Rome, Italy (PressExposure) July 22, 2009 -- NoMachine, creator and global provider of remote access NX software, announces Oxford Archaeology's addition of NX deployment to their new location in Caen, located in Northwest France. OA is one of the largest independent archaeology and heritage practices in Europe with nearly 400 specialist staff and NX already in use for their current offices located in Oxford, Lancaster, Cambridge and Montpellier, France.
Most of the archaeological work is carried out on-location prior to construction and development projects. Oxford Archaeology is one of the leading service-providers in this field, with thousands of clients in a wide range of industries in both Europe and overseas. Projects may take archaeologists anywhere and with NoMachine NX they can access their hosted virtual desktops and remote applications stored on the central server in the data center.
For a recent project using remote access, a bypass development in Weymouth, Dorset, radio carbon dating revealed the human skulls found on-site were from the late Saxon period instead of the Iron Age or early Roman as originally thought. With NX, data like this is easily stored, accessed, analyzed and updated at anytime and from anywhere, often months and sometimes years after work was initially started.
Mobile employees like on this project, across the company use NX to work remotely from site for what could be any length of time. Some employees have been working on-site in Normandy, France for eight months with NX providing desktop and application delivery; and Yann Hamon, the systems manager for OA currently living in Berlin, uses NX to work remotely and access his hosted virtual desktop and remote applications securely from home and other locations he must travel to. Furthermore, NX's smart caching technology means that OA's users' experience of accessing a remote desktop is like that of a local desktop.
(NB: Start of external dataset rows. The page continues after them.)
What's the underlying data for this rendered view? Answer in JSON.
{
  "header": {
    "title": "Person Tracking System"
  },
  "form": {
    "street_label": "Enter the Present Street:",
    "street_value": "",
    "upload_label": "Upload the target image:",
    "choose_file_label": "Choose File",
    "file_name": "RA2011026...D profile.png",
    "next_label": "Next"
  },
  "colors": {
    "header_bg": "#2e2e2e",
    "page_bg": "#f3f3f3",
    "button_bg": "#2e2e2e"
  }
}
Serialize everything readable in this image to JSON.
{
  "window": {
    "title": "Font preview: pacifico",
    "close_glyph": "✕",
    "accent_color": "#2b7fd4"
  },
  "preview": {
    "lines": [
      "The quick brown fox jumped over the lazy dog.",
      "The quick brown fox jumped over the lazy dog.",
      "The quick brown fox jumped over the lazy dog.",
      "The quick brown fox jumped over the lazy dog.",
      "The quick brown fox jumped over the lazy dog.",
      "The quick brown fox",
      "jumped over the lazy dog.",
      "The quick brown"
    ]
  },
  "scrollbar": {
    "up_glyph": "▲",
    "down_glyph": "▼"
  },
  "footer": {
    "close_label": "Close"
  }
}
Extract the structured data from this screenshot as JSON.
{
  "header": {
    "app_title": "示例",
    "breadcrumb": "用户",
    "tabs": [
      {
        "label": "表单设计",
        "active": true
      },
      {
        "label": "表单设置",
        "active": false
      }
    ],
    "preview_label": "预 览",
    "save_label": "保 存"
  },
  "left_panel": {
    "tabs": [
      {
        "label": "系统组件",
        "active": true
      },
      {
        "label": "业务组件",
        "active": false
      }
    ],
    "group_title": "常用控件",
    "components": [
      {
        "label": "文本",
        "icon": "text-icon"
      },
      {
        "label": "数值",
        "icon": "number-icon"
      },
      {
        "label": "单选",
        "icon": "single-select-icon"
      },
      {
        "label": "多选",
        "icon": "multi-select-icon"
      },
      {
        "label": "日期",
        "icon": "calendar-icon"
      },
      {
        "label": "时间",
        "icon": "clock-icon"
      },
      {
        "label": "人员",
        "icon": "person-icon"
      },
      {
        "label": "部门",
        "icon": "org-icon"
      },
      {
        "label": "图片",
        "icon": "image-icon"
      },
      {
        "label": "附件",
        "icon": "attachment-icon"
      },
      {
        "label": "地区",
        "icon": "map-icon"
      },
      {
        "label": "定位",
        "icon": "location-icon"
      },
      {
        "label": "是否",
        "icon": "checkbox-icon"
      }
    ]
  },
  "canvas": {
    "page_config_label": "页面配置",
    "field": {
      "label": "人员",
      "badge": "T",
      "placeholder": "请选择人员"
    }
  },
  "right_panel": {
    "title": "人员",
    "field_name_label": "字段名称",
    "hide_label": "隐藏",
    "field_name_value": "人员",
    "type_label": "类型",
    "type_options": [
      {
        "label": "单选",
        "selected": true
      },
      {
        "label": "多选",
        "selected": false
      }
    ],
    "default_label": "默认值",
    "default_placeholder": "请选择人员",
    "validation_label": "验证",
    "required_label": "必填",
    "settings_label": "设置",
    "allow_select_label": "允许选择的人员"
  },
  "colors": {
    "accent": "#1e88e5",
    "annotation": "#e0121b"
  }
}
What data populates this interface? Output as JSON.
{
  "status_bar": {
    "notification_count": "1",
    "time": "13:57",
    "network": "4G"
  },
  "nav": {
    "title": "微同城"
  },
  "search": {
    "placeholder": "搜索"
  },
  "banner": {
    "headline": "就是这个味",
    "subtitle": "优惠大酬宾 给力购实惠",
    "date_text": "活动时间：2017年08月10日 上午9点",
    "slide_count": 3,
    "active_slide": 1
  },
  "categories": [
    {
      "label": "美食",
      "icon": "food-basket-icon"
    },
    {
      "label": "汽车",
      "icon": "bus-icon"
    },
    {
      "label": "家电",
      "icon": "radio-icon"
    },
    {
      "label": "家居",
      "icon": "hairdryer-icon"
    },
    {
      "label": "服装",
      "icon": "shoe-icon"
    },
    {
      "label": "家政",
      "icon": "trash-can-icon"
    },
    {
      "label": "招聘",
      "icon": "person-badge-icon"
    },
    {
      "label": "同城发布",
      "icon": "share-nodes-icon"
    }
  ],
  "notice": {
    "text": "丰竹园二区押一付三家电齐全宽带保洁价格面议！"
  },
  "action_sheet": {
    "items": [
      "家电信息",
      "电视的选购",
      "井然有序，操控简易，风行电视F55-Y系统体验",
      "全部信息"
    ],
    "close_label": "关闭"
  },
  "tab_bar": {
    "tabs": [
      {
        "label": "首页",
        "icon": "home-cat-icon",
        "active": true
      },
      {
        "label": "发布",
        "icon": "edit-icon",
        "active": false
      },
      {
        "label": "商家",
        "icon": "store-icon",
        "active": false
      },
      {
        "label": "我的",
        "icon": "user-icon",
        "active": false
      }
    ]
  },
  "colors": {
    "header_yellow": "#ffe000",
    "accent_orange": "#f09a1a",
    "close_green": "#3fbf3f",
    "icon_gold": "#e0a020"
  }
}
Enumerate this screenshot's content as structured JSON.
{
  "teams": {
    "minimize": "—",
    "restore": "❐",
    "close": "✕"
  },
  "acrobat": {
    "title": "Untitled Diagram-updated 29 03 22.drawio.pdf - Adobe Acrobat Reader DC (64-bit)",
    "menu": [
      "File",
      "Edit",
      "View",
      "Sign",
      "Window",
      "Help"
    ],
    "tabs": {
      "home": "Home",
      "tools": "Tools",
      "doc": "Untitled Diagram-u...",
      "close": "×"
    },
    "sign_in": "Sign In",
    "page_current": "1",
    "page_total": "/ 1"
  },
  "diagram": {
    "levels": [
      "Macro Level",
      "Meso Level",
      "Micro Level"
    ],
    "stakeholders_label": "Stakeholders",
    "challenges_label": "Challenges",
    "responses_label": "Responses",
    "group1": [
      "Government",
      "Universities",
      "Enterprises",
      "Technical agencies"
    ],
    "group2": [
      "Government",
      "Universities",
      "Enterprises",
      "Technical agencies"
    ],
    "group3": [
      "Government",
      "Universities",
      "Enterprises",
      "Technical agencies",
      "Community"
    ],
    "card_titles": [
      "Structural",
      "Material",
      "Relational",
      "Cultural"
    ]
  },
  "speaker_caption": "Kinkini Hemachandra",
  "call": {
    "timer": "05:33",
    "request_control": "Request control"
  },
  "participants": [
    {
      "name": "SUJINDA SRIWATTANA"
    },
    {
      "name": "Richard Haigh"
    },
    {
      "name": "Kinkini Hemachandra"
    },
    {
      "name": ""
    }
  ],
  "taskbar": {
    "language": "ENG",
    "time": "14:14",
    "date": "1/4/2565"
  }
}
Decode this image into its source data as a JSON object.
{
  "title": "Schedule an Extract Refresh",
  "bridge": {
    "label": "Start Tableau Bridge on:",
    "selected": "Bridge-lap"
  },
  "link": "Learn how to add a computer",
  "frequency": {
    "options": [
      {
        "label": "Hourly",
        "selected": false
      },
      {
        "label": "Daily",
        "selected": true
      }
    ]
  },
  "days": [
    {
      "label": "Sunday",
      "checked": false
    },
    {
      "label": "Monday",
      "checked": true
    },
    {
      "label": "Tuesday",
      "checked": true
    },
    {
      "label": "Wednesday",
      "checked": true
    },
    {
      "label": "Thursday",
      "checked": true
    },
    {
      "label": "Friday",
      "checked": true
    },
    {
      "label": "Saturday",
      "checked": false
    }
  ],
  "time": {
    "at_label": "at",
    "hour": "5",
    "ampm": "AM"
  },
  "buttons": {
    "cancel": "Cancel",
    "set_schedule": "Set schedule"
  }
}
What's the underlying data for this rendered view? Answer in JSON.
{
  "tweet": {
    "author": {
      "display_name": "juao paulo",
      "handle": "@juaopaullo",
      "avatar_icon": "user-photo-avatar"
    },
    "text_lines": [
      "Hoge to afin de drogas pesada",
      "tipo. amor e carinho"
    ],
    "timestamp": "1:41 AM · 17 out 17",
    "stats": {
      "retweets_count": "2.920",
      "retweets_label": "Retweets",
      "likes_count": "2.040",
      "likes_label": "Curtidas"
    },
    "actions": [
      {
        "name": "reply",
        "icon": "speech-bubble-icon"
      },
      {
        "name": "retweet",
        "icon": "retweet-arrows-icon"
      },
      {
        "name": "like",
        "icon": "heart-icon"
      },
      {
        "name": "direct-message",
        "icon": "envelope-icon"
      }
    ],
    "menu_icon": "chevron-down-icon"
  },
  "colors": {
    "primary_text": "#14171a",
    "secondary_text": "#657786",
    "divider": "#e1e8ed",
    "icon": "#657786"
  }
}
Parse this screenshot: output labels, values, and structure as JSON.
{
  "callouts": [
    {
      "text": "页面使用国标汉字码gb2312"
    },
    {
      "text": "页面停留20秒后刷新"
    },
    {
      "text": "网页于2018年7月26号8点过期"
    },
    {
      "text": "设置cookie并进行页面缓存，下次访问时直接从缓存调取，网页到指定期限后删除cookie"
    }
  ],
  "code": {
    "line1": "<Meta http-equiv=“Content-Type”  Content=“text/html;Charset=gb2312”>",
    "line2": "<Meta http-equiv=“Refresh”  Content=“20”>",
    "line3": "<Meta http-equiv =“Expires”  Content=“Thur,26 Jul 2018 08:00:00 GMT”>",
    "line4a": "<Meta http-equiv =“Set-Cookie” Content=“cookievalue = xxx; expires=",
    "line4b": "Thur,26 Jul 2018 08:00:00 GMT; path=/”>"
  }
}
Whatever the location, whether in the East of England or South of France, where burial pits were unexpectedly discovered before a road widening project, remote workers can access Linux or Windows desktop databases, word processing applications, an Internet browser and Web-based management tools. Users connect to both distributed MS Terminal Servers as well as Linux desktops and the GIS package through NX.
NoMachine NX is a fast remote access solution that fits OA's company strategy, providing access to hosted virtual desktops and remote applications while supporting their long-term goal of migrating to a full Linux environment. The cross-platform nature of NX supports the flexible application and platform mix and allows for the user's choice of operating system.
"NX provides superior performance, making remote access a pleasant experience for the end user, even over low-bandwidth connections," said Oxford Archaeology CIO, Chris Puttick. "Extreme security is a requirement of any remote access solution and NX's SSH tunnel provides that very effectively. Most importantly, NX, out of the box, just works, something I expect from IT solutions, but all too rarely discover is not true."